The group’s new motion asks the court to rule that this latest visa denial violates the First Amendment rights of Americans to hear directly from Professor Ramadan and engage him in face-to-face debate, and that the ideological exclusion provision in general preempts dialogue and debate with foreign scholars whose speech the government disfavors. While the provision is nominally aimed at those who “espouse or endorse terrorist activity,” the provision’s terms are vague; indeed, the State Department’s Foreign Affairs Manual interprets the provision to apply to those foreign nationals who have voiced “irresponsible expressions of opinion.”
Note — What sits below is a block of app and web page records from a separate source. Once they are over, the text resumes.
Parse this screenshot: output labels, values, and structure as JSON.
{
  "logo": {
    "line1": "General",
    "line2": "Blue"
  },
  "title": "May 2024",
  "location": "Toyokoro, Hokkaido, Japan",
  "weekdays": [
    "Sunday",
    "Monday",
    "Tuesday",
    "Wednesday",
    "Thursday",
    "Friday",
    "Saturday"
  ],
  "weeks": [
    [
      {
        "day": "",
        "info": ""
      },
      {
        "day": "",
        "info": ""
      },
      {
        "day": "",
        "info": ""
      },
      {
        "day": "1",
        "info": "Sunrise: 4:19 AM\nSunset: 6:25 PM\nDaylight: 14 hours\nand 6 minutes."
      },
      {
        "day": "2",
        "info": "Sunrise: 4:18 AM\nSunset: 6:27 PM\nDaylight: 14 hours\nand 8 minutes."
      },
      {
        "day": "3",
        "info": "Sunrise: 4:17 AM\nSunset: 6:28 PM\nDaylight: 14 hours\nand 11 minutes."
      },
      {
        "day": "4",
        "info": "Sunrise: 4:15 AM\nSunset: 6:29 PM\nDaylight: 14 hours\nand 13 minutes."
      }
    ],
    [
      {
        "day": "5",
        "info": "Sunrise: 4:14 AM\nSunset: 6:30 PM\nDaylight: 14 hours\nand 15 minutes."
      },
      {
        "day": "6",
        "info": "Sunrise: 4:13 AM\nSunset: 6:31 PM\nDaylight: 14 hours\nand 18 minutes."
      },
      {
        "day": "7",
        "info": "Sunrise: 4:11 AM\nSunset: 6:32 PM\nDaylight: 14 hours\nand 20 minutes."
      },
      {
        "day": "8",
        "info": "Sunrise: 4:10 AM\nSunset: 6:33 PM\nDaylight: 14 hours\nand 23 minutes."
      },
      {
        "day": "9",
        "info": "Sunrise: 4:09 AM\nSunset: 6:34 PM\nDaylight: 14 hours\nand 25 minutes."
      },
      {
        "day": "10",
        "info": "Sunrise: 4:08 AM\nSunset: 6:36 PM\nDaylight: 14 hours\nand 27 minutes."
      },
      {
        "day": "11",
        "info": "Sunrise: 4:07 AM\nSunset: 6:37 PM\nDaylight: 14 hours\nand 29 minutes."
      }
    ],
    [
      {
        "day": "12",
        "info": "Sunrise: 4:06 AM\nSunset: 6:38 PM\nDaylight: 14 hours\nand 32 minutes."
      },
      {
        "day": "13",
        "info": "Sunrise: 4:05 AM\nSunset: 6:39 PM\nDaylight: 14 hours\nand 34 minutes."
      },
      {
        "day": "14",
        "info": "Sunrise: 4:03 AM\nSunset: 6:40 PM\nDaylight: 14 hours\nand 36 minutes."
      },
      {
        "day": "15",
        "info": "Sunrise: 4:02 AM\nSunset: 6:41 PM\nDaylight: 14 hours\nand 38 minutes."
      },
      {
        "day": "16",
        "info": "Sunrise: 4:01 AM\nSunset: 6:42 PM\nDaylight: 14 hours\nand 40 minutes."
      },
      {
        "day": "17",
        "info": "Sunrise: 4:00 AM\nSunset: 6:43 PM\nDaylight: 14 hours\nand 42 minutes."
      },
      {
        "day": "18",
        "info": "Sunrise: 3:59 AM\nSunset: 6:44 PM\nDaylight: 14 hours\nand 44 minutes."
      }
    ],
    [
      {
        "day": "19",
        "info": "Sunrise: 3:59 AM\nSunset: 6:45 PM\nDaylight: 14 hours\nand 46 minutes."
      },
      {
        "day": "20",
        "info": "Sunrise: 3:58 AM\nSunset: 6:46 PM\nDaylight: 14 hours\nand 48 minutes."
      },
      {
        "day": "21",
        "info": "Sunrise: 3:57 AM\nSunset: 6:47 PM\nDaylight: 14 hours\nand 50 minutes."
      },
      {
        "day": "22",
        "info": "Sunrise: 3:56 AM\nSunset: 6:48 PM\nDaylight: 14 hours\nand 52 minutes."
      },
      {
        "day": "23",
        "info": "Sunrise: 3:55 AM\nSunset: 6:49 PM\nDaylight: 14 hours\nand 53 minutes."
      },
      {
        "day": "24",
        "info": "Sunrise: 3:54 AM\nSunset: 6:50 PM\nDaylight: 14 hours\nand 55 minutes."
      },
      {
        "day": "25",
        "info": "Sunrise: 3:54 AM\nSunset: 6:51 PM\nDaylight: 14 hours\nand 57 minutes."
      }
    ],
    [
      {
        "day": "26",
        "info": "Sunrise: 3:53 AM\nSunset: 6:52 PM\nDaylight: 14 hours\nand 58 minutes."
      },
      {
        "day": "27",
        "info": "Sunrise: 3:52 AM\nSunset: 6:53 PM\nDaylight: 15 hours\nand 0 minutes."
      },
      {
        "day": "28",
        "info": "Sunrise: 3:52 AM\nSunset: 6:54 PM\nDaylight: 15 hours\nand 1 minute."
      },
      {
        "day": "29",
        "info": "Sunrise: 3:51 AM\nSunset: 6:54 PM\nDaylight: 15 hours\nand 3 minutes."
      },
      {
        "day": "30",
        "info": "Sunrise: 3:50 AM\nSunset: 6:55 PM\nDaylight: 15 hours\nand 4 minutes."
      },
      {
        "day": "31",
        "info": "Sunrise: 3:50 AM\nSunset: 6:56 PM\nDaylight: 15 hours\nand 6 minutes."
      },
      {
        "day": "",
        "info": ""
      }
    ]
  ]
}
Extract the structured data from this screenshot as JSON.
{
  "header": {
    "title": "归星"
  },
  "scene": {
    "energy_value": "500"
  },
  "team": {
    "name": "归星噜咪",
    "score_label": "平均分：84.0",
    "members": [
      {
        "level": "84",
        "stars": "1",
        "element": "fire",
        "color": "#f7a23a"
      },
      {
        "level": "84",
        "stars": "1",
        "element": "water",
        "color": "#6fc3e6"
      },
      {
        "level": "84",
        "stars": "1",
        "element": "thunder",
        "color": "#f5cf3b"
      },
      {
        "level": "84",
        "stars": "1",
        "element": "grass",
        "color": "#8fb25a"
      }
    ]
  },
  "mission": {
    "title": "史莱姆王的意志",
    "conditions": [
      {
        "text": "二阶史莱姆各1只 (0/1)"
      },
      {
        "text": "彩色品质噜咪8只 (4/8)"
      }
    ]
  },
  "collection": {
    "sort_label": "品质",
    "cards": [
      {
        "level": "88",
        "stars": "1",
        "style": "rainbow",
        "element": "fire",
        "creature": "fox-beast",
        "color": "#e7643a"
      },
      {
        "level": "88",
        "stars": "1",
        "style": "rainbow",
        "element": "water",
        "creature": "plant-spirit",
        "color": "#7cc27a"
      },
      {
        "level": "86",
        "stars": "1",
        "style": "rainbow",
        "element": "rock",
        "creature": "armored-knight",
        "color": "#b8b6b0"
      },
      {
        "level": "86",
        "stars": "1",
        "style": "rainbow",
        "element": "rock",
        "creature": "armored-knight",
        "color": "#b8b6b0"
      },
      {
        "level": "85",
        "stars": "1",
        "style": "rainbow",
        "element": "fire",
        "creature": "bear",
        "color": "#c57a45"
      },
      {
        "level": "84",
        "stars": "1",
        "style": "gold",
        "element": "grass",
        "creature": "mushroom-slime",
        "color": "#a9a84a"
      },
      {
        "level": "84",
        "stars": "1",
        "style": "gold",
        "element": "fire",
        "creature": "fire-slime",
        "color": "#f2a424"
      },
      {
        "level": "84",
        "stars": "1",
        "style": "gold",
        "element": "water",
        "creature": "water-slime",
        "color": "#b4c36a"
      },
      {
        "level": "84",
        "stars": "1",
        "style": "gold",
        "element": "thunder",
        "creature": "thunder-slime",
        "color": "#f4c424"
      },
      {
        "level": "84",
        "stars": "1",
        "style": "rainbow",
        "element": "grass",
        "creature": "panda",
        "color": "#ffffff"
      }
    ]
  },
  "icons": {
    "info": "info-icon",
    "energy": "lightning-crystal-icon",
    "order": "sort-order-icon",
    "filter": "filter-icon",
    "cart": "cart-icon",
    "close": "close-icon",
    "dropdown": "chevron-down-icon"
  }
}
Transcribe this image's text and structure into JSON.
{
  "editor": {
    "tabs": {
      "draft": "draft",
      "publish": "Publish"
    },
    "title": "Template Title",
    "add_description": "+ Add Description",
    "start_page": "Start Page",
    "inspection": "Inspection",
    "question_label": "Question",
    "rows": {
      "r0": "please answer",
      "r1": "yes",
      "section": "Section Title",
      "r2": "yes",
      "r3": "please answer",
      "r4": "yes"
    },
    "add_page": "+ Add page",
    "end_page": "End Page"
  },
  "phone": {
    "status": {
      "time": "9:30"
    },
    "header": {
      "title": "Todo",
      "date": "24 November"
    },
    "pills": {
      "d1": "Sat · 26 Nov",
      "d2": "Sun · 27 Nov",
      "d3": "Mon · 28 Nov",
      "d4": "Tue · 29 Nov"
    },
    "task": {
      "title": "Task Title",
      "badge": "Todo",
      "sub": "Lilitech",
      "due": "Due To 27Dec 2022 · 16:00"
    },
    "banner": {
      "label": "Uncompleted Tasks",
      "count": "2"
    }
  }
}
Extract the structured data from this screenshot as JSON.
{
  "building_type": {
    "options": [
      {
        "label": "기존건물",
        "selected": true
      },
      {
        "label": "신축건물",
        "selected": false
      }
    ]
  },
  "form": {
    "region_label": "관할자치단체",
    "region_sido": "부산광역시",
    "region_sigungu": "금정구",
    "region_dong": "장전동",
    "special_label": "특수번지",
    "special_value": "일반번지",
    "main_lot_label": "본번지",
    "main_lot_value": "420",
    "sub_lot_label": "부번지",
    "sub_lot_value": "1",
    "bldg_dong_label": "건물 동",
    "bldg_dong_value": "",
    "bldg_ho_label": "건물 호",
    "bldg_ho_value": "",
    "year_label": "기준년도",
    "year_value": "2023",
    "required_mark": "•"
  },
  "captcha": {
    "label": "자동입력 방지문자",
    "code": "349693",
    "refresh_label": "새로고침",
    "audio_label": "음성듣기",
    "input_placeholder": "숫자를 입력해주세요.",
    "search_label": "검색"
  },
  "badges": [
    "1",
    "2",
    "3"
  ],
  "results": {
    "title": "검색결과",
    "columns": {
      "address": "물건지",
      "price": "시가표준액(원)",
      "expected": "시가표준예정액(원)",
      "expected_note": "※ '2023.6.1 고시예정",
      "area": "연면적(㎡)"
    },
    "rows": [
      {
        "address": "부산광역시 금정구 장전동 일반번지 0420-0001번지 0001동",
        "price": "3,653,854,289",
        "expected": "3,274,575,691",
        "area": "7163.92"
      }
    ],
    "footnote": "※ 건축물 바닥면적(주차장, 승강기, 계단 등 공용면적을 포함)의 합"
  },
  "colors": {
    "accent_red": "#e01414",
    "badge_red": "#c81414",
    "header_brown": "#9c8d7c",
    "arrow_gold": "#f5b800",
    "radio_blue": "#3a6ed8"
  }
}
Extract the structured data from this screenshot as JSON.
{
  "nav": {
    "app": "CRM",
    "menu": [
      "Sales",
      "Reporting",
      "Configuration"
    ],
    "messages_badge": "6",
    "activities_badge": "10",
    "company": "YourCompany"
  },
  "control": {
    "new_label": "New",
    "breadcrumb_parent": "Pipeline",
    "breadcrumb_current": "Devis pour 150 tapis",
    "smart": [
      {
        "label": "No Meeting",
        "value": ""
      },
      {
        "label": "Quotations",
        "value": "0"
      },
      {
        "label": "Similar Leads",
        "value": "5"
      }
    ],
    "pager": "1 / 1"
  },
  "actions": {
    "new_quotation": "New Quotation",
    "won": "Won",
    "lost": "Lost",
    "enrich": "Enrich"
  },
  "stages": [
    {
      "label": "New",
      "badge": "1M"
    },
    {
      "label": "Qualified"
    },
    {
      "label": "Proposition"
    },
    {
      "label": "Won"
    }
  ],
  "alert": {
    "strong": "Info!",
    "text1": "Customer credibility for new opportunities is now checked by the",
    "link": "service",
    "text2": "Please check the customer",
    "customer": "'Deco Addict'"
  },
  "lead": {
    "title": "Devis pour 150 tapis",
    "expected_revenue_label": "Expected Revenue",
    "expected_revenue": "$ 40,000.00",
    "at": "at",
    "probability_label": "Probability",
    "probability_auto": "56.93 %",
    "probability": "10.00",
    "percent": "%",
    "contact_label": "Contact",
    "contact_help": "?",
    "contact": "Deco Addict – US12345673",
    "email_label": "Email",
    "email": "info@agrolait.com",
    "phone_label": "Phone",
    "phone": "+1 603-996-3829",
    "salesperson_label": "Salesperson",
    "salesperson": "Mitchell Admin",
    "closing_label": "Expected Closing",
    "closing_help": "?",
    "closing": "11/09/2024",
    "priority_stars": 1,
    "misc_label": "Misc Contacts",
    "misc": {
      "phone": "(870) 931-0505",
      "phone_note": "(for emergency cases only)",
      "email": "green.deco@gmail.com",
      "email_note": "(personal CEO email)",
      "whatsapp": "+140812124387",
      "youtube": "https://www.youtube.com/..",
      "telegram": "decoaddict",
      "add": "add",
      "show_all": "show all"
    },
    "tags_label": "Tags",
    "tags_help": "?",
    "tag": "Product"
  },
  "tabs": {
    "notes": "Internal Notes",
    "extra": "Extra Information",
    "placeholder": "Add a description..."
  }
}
PEN’s Declaration to the court, which details the organization’s wide-ranging efforts to bring international literature and ideas before American audiences and cites other examples of foreign scholars who have been barred from entering the United States since September 11,2001, argues that Ramadan’s treatment illustrates the obvious dangersof such an ill-defined provision:
The government’s invocation of the ideological exclusion provision to revoke Professor Ramadan’s visa in 2004 leads PEN to believe that the government is purposely excluding those authors and scholars whose opinions it disfavors because while Professor Ramadan has always, and without exception, condemned the use of terrorism, he is a well-known critic of U.S. foreign policy. While the government has since tried to disavow its use of the ideological exclusion provision to revoke Professor Ramadan’s teaching visa and has pointed to the material support provision as the basis for his most recent exclusion, there is no evidence to suggest its original revocation was based on material support concerns and not Professor Ramadan’s speech. The government’s new basis for excluding Professor Ramadan seems merely pretextual.
The declaration concludes:
Theideological exclusion provision impedes the principles of freedom of speech for which PEN stands. Robust dialogue is imperative to ensuring that the very serious issues relating to terrorism are properly discussed and dealt with. Controversial scholarship, both foreign and domestic, can easily but mistakenly fall under the ambit of the ideological exclusion provision. Yet this is precisely the type of scholarship that PEN, its members, and the general public must have access to in order to have a serious and meaningful dialogue about some of the most important and pressing issues of our time.
The court will hear arguments on the Summary Judgment motion this spring in New York.
>> Read PEN’s Declaration
Larry Siems, (212) 334-1660 ext. 105, [email protected]